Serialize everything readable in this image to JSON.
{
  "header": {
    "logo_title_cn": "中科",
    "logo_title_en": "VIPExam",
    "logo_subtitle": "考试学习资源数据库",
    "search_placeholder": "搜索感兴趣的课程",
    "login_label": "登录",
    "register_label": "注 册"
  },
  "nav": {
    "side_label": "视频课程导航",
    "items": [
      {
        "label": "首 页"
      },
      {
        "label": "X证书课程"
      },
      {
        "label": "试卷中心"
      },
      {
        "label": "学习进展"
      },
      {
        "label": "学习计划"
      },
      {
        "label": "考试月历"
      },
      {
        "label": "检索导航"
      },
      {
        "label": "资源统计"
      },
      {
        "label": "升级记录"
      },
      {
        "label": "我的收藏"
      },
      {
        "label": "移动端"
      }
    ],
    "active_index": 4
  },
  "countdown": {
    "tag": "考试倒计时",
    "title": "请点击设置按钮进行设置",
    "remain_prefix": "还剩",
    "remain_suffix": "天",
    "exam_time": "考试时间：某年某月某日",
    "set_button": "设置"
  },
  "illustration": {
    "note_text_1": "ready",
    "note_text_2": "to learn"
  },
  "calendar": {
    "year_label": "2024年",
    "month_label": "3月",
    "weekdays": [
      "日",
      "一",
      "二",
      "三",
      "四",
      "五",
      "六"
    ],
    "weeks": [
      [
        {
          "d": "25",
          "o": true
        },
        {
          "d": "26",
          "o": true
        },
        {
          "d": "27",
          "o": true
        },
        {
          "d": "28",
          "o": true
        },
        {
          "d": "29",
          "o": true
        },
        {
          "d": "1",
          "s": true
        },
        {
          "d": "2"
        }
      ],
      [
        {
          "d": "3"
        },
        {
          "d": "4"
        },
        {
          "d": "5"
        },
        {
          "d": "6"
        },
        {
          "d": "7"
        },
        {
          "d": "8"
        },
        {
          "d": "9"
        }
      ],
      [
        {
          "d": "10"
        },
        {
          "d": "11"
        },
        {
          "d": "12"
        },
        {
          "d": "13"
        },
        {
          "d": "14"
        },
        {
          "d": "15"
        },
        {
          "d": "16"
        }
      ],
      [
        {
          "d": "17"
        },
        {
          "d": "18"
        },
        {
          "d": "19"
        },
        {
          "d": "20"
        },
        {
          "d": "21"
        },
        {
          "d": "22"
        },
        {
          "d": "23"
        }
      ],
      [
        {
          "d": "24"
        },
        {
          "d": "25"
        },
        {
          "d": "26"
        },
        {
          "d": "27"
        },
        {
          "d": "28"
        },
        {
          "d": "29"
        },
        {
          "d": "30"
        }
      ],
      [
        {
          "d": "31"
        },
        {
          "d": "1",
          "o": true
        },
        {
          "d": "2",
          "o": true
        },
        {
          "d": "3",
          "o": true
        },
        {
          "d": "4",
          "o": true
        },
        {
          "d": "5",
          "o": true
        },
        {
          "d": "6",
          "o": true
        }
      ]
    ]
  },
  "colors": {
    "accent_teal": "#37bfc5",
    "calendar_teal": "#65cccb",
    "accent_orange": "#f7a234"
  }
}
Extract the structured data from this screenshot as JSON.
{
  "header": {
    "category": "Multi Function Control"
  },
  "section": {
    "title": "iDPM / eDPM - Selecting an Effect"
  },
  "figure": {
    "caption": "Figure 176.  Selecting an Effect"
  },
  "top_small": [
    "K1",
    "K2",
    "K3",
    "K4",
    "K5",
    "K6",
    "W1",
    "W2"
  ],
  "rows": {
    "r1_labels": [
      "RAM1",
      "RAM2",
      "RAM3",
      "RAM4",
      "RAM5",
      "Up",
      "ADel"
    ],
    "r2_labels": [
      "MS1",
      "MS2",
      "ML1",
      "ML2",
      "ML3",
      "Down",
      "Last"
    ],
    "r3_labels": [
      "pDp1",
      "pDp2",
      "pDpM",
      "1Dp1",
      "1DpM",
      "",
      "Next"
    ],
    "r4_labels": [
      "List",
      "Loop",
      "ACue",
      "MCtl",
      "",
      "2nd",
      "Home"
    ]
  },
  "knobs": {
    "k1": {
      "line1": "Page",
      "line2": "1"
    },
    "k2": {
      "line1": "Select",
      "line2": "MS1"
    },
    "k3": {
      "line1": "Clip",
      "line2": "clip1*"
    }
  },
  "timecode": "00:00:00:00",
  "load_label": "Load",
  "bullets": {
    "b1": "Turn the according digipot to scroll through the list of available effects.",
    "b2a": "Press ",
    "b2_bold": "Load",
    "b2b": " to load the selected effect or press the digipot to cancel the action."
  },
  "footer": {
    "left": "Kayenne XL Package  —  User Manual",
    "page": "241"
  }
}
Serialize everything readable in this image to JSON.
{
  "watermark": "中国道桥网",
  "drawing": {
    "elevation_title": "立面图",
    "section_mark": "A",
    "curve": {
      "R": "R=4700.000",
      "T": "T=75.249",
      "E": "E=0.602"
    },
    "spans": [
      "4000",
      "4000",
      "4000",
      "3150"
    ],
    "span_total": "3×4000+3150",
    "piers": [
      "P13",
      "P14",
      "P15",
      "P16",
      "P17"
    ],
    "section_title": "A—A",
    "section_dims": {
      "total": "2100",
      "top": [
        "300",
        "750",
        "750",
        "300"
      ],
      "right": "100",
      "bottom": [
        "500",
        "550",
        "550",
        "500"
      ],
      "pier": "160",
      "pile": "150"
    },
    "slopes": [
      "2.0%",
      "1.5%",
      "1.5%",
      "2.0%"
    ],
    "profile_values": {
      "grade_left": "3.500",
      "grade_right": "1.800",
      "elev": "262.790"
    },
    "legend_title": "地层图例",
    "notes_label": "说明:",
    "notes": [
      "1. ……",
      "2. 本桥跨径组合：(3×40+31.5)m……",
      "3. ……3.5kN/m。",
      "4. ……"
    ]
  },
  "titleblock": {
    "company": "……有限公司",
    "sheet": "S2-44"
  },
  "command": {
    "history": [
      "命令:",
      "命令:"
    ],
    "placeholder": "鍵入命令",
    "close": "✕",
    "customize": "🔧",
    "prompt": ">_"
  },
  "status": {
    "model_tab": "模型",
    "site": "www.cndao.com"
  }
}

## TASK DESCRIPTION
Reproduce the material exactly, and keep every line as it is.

## YOUR SOLUTION
Serialize everything readable in this image to JSON.
{
  "header": {
    "logo_title_cn": "中科",
    "logo_title_en": "VIPExam",
    "logo_subtitle": "考试学习资源数据库",
    "search_placeholder": "搜索感兴趣的课程",
    "login_label": "登录",
    "register_label": "注 册"
  },
  "nav": {
    "side_label": "视频课程导航",
    "items": [
      {
        "label": "首 页"
      },
      {
        "label": "X证书课程"
      },
      {
        "label": "试卷中心"
      },
      {
        "label": "学习进展"
      },
      {
        "label": "学习计划"
      },
      {
        "label": "考试月历"
      },
      {
        "label": "检索导航"
      },
      {
        "label": "资源统计"
      },
      {
        "label": "升级记录"
      },
      {
        "label": "我的收藏"
      },
      {
        "label": "移动端"
      }
    ],
    "active_index": 4
  },
  "countdown": {
    "tag": "考试倒计时",
    "title": "请点击设置按钮进行设置",
    "remain_prefix": "还剩",
    "remain_suffix": "天",
    "exam_time": "考试时间：某年某月某日",
    "set_button": "设置"
  },
  "illustration": {
    "note_text_1": "ready",
    "note_text_2": "to learn"
  },
  "calendar": {
    "year_label": "2024年",
    "month_label": "3月",
    "weekdays": [
      "日",
      "一",
      "二",
      "三",
      "四",
      "五",
      "六"
    ],
    "weeks": [
      [
        {
          "d": "25",
          "o": true
        },
        {
          "d": "26",
          "o": true
        },
        {
          "d": "27",
          "o": true
        },
        {
          "d": "28",
          "o": true
        },
        {
          "d": "29",
          "o": true
        },
        {
          "d": "1",
          "s": true
        },
        {
          "d": "2"
        }
      ],
      [
        {
          "d": "3"
        },
        {
          "d": "4"
        },
        {
          "d": "5"
        },
        {
          "d": "6"
        },
        {
          "d": "7"
        },
        {
          "d": "8"
        },
        {
          "d": "9"
        }
      ],
      [
        {
          "d": "10"
        },
        {
          "d": "11"
        },
        {
          "d": "12"
        },
        {
          "d": "13"
        },
        {
          "d": "14"
        },
        {
          "d": "15"
        },
        {
          "d": "16"
        }
      ],
      [
        {
          "d": "17"
        },
        {
          "d": "18"
        },
        {
          "d": "19"
        },
        {
          "d": "20"
        },
        {
          "d": "21"
        },
        {
          "d": "22"
        },
        {
          "d": "23"
        }
      ],
      [
        {
          "d": "24"
        },
        {
          "d": "25"
        },
        {
          "d": "26"
        },
        {
          "d": "27"
        },
        {
          "d": "28"
        },
        {
          "d": "29"
        },
        {
          "d": "30"
        }
      ],
      [
        {
          "d": "31"
        },
        {
          "d": "1",
          "o": true
        },
        {
          "d": "2",
          "o": true
        },
        {
          "d": "3",
          "o": true
        },
        {
          "d": "4",
          "o": true
        },
        {
          "d": "5",
          "o": true
        },
        {
          "d": "6",
          "o": true
        }
      ]
    ]
  },
  "colors": {
    "accent_teal": "#37bfc5",
    "calendar_teal": "#65cccb",
    "accent_orange": "#f7a234"
  }
}
Extract the structured data from this screenshot as JSON.
{
  "header": {
    "category": "Multi Function Control"
  },
  "section": {
    "title": "iDPM / eDPM - Selecting an Effect"
  },
  "figure": {
    "caption": "Figure 176.  Selecting an Effect"
  },
  "top_small": [
    "K1",
    "K2",
    "K3",
    "K4",
    "K5",
    "K6",
    "W1",
    "W2"
  ],
  "rows": {
    "r1_labels": [
      "RAM1",
      "RAM2",
      "RAM3",
      "RAM4",
      "RAM5",
      "Up",
      "ADel"
    ],
    "r2_labels": [
      "MS1",
      "MS2",
      "ML1",
      "ML2",
      "ML3",
      "Down",
      "Last"
    ],
    "r3_labels": [
      "pDp1",
      "pDp2",
      "pDpM",
      "1Dp1",
      "1DpM",
      "",
      "Next"
    ],
    "r4_labels": [
      "List",
      "Loop",
      "ACue",
      "MCtl",
      "",
      "2nd",
      "Home"
    ]
  },
  "knobs": {
    "k1": {
      "line1": "Page",
      "line2": "1"
    },
    "k2": {
      "line1": "Select",
      "line2": "MS1"
    },
    "k3": {
      "line1": "Clip",
      "line2": "clip1*"
    }
  },
  "timecode": "00:00:00:00",
  "load_label": "Load",
  "bullets": {
    "b1": "Turn the according digipot to scroll through the list of available effects.",
    "b2a": "Press ",
    "b2_bold": "Load",
    "b2b": " to load the selected effect or press the digipot to cancel the action."
  },
  "footer": {
    "left": "Kayenne XL Package  —  User Manual",
    "page": "241"
  }
}
Serialize everything readable in this image to JSON.
{
  "watermark": "中国道桥网",
  "drawing": {
    "elevation_title": "立面图",
    "section_mark": "A",
    "curve": {
      "R": "R=4700.000",
      "T": "T=75.249",
      "E": "E=0.602"
    },
    "spans": [
      "4000",
      "4000",
      "4000",
      "3150"
    ],
    "span_total": "3×4000+3150",
    "piers": [
      "P13",
      "P14",
      "P15",
      "P16",
      "P17"
    ],
    "section_title": "A—A",
    "section_dims": {
      "total": "2100",
      "top": [
        "300",
        "750",
        "750",
        "300"
      ],
      "right": "100",
      "bottom": [
        "500",
        "550",
        "550",
        "500"
      ],
      "pier": "160",
      "pile": "150"
    },
    "slopes": [
      "2.0%",
      "1.5%",
      "1.5%",
      "2.0%"
    ],
    "profile_values": {
      "grade_left": "3.500",
      "grade_right": "1.800",
      "elev": "262.790"
    },
    "legend_title": "地层图例",
    "notes_label": "说明:",
    "notes": [
      "1. ……",
      "2. 本桥跨径组合：(3×40+31.5)m……",
      "3. ……3.5kN/m。",
      "4. ……"
    ]
  },
  "titleblock": {
    "company": "……有限公司",
    "sheet": "S2-44"
  },
  "command": {
    "history": [
      "命令:",
      "命令:"
    ],
    "placeholder": "鍵入命令",
    "close": "✕",
    "customize": "🔧",
    "prompt": ">_"
  },
  "status": {
    "model_tab": "模型",
    "site": "www.cndao.com"
  }
}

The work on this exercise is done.